● GIVEN RECORDS:

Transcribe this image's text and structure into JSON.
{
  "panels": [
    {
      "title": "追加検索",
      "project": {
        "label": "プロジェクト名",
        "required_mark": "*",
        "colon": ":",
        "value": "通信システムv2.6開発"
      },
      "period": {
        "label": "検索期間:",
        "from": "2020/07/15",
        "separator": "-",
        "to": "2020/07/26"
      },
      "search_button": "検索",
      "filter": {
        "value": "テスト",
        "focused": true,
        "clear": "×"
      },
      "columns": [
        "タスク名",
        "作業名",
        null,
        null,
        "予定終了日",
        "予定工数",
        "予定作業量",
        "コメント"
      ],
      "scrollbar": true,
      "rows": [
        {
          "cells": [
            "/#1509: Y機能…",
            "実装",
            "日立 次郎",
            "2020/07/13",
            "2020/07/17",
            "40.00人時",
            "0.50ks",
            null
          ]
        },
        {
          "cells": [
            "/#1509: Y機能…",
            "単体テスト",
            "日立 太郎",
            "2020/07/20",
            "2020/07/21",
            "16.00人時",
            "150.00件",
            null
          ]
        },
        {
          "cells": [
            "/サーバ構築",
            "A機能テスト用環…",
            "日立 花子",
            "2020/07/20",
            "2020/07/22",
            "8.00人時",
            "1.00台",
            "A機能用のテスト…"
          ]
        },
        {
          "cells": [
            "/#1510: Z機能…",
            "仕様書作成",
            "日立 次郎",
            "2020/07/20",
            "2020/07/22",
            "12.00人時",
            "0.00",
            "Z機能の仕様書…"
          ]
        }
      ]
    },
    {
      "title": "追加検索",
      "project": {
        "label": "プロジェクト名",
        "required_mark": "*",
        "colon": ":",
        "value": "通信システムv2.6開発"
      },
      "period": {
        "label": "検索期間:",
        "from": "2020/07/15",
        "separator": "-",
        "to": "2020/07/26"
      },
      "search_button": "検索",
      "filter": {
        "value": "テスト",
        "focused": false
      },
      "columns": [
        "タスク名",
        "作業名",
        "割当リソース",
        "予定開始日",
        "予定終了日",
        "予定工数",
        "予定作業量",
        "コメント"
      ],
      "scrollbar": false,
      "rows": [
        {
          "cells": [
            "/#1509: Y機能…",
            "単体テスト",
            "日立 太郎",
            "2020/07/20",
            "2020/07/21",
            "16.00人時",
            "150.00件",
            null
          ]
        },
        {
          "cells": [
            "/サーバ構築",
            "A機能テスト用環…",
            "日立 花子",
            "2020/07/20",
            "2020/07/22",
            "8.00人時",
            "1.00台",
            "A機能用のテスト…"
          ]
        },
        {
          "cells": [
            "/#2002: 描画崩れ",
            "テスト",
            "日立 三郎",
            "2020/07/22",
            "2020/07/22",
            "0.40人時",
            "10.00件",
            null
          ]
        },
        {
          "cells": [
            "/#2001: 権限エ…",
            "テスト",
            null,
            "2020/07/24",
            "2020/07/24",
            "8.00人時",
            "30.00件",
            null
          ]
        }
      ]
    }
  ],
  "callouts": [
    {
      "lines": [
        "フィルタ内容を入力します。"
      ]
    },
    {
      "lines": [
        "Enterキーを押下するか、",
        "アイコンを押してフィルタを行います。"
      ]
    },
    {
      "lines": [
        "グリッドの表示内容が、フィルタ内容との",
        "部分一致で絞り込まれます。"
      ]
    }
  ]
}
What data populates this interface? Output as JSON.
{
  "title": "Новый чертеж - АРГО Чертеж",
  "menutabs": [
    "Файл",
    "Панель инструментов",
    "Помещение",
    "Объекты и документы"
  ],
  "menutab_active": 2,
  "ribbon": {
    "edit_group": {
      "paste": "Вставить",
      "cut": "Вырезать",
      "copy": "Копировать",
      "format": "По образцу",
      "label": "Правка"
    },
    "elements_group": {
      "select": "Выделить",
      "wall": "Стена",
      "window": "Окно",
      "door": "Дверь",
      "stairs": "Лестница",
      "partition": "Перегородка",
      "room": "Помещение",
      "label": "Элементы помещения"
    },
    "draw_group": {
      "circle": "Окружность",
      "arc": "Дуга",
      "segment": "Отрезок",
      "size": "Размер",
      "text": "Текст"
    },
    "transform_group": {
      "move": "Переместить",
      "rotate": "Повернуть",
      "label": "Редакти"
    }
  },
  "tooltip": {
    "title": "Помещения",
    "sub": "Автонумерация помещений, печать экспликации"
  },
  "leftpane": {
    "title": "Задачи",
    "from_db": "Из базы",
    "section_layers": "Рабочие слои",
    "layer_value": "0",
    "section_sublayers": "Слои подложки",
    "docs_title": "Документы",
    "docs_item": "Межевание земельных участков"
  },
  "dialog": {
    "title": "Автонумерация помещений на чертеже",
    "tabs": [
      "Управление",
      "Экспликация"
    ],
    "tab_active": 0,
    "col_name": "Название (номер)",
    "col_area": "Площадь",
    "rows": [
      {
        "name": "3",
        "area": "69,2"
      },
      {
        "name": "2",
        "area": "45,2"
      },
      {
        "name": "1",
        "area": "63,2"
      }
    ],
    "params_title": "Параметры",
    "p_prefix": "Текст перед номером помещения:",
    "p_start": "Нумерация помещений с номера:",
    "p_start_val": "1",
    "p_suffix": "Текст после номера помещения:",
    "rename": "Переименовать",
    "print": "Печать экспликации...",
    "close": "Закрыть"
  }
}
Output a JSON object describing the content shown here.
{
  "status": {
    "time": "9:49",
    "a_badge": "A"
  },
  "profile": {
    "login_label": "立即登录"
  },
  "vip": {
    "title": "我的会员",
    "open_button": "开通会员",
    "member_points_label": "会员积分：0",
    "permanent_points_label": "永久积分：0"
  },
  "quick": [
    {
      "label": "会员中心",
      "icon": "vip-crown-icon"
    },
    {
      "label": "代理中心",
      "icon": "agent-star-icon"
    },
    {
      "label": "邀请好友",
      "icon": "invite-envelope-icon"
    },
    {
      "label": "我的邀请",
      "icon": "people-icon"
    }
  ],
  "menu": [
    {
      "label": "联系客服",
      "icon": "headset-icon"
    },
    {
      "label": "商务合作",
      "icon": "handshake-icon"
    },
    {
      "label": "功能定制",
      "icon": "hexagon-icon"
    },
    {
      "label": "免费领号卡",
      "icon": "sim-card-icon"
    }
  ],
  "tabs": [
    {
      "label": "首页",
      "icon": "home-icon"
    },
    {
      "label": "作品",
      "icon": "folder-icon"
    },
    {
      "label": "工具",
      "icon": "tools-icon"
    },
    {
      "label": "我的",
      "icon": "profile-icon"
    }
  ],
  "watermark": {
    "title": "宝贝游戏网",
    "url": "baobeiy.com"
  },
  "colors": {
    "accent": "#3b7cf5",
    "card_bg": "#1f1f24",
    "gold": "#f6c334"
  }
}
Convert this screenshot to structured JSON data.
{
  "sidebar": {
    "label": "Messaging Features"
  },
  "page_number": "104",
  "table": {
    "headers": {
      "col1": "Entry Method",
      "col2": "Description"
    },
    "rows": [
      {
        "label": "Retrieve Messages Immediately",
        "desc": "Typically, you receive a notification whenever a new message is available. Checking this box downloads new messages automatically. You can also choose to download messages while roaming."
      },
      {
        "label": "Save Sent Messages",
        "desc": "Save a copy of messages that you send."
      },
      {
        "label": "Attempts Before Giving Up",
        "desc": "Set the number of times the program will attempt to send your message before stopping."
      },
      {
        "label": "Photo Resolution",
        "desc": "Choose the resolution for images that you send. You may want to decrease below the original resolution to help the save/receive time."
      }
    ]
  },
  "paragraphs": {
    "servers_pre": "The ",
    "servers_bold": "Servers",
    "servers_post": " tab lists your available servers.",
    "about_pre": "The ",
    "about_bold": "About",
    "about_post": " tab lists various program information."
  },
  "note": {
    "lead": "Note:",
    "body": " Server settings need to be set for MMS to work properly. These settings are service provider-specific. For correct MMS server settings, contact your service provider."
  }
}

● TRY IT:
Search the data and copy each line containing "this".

● EXERCISE ANSWER:
Transcribe this image's text and structure into JSON.
What data populates this interface? Output as JSON.
Convert this screenshot to structured JSON data.
        "desc": "Typically, you receive a notification whenever a new message is available. Checking this box downloads new messages automatically. You can also choose to download messages while roaming."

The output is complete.